→ Your task
Read the lines below. Copy out any that hold the string "here".
◇ ◇ ◇
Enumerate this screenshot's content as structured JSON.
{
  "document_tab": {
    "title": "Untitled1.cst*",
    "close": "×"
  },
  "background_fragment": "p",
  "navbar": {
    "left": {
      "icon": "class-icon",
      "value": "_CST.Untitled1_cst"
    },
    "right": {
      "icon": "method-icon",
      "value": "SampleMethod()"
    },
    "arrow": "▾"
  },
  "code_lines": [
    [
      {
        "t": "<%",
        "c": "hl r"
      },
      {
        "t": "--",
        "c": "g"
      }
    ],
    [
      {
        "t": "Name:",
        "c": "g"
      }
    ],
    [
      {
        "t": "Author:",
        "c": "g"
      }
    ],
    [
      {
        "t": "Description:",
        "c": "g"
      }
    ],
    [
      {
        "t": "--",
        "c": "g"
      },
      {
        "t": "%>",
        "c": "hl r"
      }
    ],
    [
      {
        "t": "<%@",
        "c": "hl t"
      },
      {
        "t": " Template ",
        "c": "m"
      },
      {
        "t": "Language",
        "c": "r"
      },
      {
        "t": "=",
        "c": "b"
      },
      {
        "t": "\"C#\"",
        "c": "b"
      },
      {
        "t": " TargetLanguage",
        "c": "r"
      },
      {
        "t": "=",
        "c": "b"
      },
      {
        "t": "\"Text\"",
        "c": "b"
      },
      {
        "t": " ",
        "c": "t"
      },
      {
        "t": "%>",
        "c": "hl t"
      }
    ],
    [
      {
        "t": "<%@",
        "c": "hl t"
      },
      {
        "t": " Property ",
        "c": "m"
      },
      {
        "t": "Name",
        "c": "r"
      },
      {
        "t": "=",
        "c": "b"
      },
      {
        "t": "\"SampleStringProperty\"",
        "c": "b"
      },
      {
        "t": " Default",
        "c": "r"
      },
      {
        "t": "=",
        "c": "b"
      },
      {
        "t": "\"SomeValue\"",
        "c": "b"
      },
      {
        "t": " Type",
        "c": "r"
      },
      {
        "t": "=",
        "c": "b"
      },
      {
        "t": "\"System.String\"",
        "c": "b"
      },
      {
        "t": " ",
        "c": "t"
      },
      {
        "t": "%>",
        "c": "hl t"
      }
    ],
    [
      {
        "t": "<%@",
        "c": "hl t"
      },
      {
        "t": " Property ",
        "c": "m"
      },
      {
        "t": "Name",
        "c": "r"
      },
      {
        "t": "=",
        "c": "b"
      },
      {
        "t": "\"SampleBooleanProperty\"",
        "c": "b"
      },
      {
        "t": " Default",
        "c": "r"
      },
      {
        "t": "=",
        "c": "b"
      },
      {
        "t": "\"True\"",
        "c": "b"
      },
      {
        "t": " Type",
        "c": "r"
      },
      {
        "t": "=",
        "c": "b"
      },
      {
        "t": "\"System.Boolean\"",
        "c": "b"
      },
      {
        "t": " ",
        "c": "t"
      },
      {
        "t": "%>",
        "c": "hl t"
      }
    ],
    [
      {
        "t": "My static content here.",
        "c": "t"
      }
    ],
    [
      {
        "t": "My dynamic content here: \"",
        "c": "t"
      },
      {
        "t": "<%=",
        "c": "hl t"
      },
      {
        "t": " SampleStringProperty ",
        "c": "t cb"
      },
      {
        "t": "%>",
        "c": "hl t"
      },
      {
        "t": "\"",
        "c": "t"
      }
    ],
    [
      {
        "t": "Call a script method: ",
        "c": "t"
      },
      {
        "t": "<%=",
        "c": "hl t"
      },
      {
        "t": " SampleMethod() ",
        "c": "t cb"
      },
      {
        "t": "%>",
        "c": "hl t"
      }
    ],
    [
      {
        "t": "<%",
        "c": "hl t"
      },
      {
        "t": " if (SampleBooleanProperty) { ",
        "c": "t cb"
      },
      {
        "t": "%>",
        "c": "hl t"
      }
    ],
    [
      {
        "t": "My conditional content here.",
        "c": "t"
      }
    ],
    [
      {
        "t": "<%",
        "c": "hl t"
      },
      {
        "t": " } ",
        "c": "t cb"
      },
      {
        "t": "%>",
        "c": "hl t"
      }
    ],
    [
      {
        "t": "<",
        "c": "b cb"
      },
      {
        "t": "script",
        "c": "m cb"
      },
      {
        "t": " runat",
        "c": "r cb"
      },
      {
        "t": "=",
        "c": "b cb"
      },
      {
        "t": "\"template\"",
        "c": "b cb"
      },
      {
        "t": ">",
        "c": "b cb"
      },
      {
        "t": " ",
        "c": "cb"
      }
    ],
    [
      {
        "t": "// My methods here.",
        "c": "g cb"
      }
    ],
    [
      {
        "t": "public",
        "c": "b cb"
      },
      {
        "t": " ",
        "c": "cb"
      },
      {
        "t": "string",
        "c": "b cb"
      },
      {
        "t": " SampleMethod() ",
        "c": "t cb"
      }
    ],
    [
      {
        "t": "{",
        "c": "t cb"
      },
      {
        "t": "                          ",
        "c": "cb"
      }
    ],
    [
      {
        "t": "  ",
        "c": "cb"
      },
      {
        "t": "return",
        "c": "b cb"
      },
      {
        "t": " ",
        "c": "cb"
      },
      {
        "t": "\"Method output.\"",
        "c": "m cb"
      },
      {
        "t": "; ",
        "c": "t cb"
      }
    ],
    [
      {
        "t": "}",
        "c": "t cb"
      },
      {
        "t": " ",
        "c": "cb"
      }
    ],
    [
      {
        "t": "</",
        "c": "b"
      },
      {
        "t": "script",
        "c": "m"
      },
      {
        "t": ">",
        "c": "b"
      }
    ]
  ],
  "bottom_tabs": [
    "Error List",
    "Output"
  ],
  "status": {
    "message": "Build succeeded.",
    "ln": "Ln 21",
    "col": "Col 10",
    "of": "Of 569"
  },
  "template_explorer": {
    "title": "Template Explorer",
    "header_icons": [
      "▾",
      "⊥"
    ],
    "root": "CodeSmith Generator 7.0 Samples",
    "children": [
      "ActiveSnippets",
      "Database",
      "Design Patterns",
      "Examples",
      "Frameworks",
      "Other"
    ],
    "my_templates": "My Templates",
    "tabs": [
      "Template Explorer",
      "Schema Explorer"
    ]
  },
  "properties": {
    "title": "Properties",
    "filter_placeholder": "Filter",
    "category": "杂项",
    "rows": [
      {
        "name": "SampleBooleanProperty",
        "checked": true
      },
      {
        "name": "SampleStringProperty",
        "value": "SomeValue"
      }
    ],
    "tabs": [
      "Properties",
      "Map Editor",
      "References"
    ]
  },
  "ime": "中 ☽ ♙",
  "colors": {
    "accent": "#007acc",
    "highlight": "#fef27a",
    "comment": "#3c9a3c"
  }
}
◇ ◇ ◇
→ Reply
        "t": "My static content here.",
        "t": "My dynamic content here: \"",
        "t": "My conditional content here.",
        "t": "// My methods here.",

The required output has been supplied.